Joey, from Los Angeles, was diagnosed with Asperger's syndrome at the age of seven.
The condition, which is on the autism spectrum, can affect an individual's social interaction skills, communication, interests and behaviour.
Joey's mum, Amanda Granados, says since the family got a dog named Roxy a few months ago, life has been easier for her and her son.
"For all those years, he wouldn't hold my hand, he wouldn't hug me - it was all part of the autism - but this dog has taught him how to give and show affection. He holds my hand now. He hugs me. The first time I got a kiss on the cheek was when Roxy came home," she told TODAY.com.
Due to his difficulty reading emotions and identifying social cues, Joey has found it difficult to make friends at school.
But he's now found companionship in his new pit bull pup.
"If I've been having a bad day, Roxy can hear a tone in my voice," he said.
"She runs up to me to give me a giant hug and lick me to death and do almost anything she can to make me happy.

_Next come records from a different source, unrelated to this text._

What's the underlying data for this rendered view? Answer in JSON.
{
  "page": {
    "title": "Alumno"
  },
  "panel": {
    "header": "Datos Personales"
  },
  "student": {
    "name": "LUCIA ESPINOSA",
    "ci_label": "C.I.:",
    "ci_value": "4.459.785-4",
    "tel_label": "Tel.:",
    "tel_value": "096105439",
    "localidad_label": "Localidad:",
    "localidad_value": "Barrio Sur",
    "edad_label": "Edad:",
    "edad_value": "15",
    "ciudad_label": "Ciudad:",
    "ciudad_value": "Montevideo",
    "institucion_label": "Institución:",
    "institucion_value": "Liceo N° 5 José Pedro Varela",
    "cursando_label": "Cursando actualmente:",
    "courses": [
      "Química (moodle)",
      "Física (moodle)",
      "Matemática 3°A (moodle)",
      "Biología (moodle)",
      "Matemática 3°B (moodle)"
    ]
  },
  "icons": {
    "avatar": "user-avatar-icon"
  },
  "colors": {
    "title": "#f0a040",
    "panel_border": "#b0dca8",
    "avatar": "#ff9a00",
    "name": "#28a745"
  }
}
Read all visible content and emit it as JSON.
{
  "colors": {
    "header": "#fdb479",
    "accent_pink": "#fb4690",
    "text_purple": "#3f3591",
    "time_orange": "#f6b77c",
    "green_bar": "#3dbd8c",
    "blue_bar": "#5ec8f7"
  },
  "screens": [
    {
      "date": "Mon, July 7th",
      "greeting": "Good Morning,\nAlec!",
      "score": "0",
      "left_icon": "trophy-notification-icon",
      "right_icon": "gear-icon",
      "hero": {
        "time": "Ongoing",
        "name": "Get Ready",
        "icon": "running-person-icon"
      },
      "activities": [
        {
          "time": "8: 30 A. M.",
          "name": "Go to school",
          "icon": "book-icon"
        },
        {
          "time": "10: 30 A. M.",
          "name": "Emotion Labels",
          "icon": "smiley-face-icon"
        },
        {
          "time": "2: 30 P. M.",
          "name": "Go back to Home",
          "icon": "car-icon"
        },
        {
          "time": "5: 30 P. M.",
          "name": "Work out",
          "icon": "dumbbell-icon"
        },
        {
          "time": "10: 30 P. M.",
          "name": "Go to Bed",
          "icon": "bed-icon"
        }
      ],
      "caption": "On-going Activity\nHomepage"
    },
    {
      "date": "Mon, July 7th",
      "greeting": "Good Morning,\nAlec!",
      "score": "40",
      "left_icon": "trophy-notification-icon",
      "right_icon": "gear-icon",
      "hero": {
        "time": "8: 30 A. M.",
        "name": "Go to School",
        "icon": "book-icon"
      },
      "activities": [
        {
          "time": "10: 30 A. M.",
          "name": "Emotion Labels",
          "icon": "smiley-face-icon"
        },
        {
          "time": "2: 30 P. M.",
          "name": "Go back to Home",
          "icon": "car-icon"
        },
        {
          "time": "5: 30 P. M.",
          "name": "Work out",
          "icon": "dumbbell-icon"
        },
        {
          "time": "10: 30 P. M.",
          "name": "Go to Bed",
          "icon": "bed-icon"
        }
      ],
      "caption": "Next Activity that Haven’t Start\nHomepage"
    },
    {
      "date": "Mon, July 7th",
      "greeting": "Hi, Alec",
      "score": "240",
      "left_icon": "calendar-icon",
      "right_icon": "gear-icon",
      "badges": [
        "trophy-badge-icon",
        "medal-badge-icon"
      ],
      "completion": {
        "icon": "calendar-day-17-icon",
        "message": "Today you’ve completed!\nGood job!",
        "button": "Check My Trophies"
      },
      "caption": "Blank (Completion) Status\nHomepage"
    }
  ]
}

It's amazing to have a friend like this."
Research suggests owning a pet may significantly increase "positive social behaviours" in children who have an autism spectrum disorder.
A 2013 study by The University of Queensland, Australia, found that children with autism engaged in 55% more social behaviours when they were with the animals, compared to toys.
"The presence of animals appears to encourage social interaction among children with autism," study author Marguerite O'Haire told HuffPost Parents at the time.
"Including an animal in children's playtime or home activities may be an effective way to encourage socialisation with other children as well as adults."